Fifth pair of legs ( Fig. 11G View Figure 11 ) with baseoendopod and exopod fused into a common elongate plate, tapering distally; apex with strong, articulating spine, slightly longer than plate and with flagellate tip; outer margin with three sparsely plumose setae (including seta derived from baseoendopod), middle and distal ones distinctly shorter than in E. incerta   ; inner margin with three pinnate setae (middle one longer than in E. incerta   ) and one short serrate spine (much shorter than in E. incerta   ); none of armature elements fused to plate; anterior surface with three large tube-pores. Inner margin setae sometimes with foreign tubular filaments attached to individual pinnules.

Sixth legs ( Fig. 12C View Figure 12 ) each represented by a small operculum closing off gonopore; armature consisting of setiform outer element and two accessory setules. Genital apertures not fused medially; copulatory pore large, located slightly posterior to gonopores; leading via short chitinized copulatory duct to paired anterior extensions, positioned anterior to genital apertures; copulatory pore flanked by two small secretory pores.

Male: Based on Scott’s (1903a) original description.

P3 endopod distinctly three-segmented; enp-1 small and unarmed; enp-2 drawn out into long, bent apophysis (the accessory seta on this segment was probably overlooked by T. Scott); enp-3 with one short apical seta.

P5 baseoendopod and exopod fused into common triangular plate, tapering distally towards curved, naked, spinous process, which is slightly longer than the plate; inner margin with one seta; outer margin with five armature elements, the distalmost one short-

est and setiform; no details given about the ornamentation of these elements.

Remark: The plumosity of the long inner setae on the female P 5 in Scott’s (1903a) original description is an artefact, being caused by attached filamentous bacterial epibionts.
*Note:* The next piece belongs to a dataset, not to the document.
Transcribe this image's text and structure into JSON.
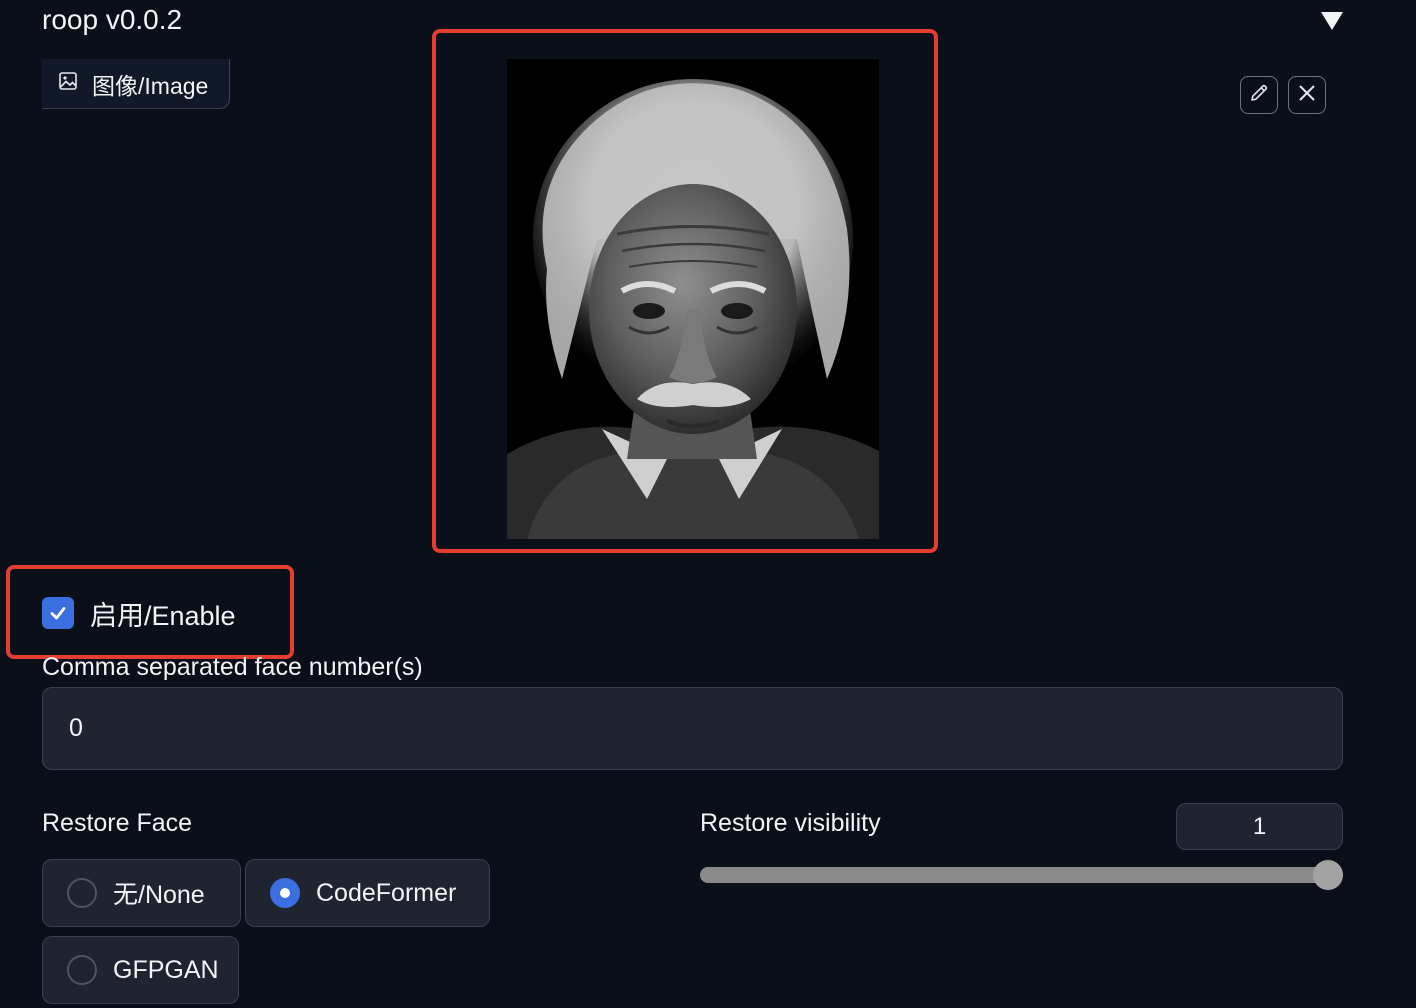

Differential diagnosis: Perhaps the most characteristic feature of E. pygmaea   is the peculiar shape of the slightly convergent caudal rami with their strongly convex proximal inner margins. The species is most closely related to E. cumbraensis   sp. nov. and E. polaris   sp. nov. with which it shares the raised spinular row on the caudal ramus. E. pygmaea   differs from E. cumbraensis   sp. nov. in the length of the outer spines on P2 exp-2 and -3, the size of the copulatory pore, the presence of an anteroventral spinular row on the female anal somite and in both size and ornamentation of the setae on the female P5 (in particular the short inner distal spine). The major   discrepancy with the Arctic species is found in the shape and length of the caudal ramus. Provided Scott’s (1903a) illustration (plate IV, Fig. 17 View Figure 17 ) is accurate, additional differences can be found in the male P5.
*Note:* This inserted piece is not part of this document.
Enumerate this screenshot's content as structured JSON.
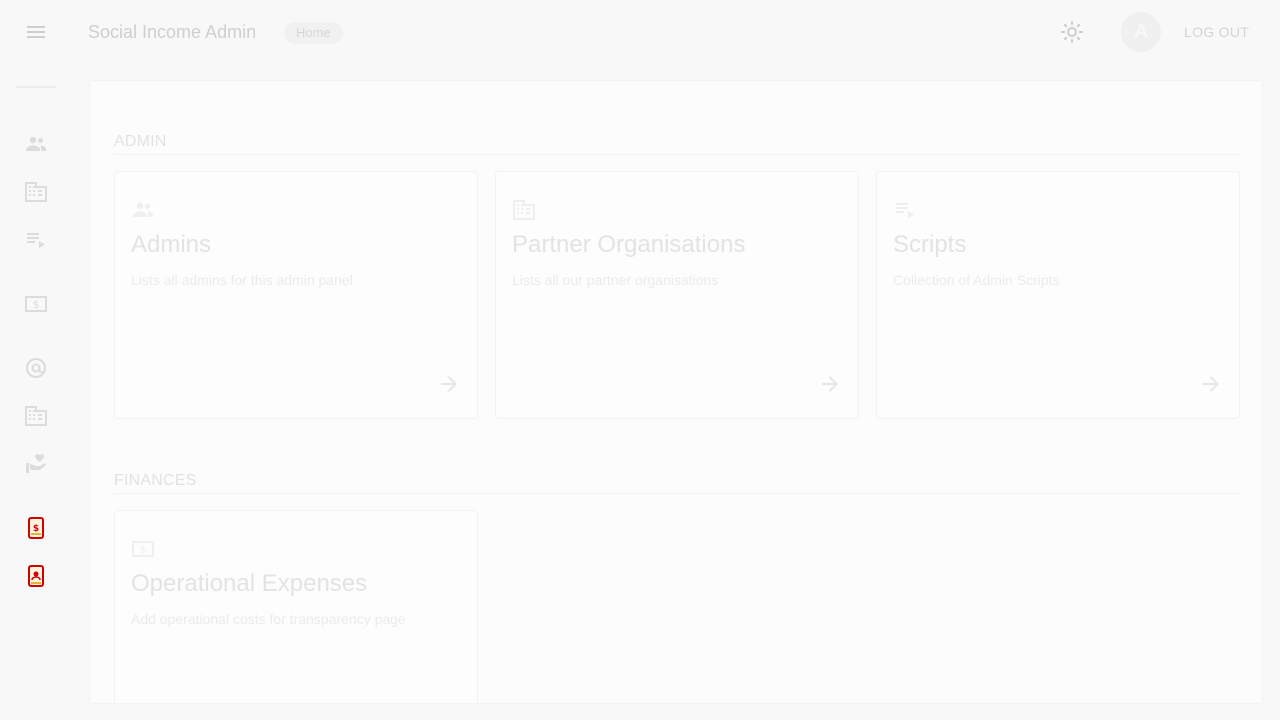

Distribution: Scotland: Musselburgh in Firth of Forth ( Scott, 1903a, 1906b).

The following list contains all records attributed to E. pygmaea   that do not provide enough information for a positive identification to be made.
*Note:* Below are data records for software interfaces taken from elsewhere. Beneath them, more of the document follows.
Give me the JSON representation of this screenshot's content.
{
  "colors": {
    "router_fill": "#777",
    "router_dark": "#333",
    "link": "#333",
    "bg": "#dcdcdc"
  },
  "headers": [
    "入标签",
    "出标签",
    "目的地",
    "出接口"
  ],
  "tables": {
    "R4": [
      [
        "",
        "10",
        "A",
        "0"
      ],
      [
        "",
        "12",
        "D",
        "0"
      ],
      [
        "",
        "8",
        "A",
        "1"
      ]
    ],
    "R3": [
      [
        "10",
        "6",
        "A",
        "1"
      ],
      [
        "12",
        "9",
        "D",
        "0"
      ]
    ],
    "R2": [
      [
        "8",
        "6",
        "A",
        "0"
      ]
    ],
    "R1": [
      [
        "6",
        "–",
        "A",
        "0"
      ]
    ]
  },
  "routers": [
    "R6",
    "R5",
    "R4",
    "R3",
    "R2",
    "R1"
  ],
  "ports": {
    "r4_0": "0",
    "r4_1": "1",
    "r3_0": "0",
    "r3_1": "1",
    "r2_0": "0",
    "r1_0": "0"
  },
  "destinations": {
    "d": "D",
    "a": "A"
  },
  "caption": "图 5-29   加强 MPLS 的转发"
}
Scotland: Firemore, Loch Ewe ( McIntyre & Murison, 1973), River Ythan ( Hockin, 1982c).

Wales: Trearddur Bay, Traeth Lligwy, Traeth Bychan, and Tal-y-Foel, Anglesey ( Geddes, 1972).

England: Whitsand Bay, Cornwall ( Harris, 1972a, b, c), St. Andrews and St. Agnes, Isles of Scilly ( Wells, 1961, 1970), River Exe ( Wells, 1963).

Ireland: Silver Strand, Galway ( Bodin & Jackson, 1989; Holmes & O’Connor, 1990).

Germany: Isle of Sylt ( Noodt, 1952, 1957), Kieler Bucht ( Klie, 1929, 1950; Remane, 1933; Kunz, 1935; Scheibel, 1972, 1973; Scheibel & Noodt, 1975; Anger & Scheibel, 1976), Bottsand and Weissenhaus in Kieler Bucht ( Noodt, 1956, 1957), Bocknis Eck in Kieler Bucht ( Scheibel, 1976), Helgoland ( Kunz, 1938; Klie, 1950), Elbe estuary ( Riemann, 1966).

The Netherlands: Oosterschelde ( Smol et al., 1994), Westerschelde estuary ( Van Damme, Heip & Willems, 1984).

Belgium: Sluice Dock, Ostend ( Thielemans & Heip, 1984), Kwinte Bank ( Willems et al., 1982a, b), coastal zone ( Heip, Herman & Vincx, 1984).


Tavera, Department of Geology and Geophysics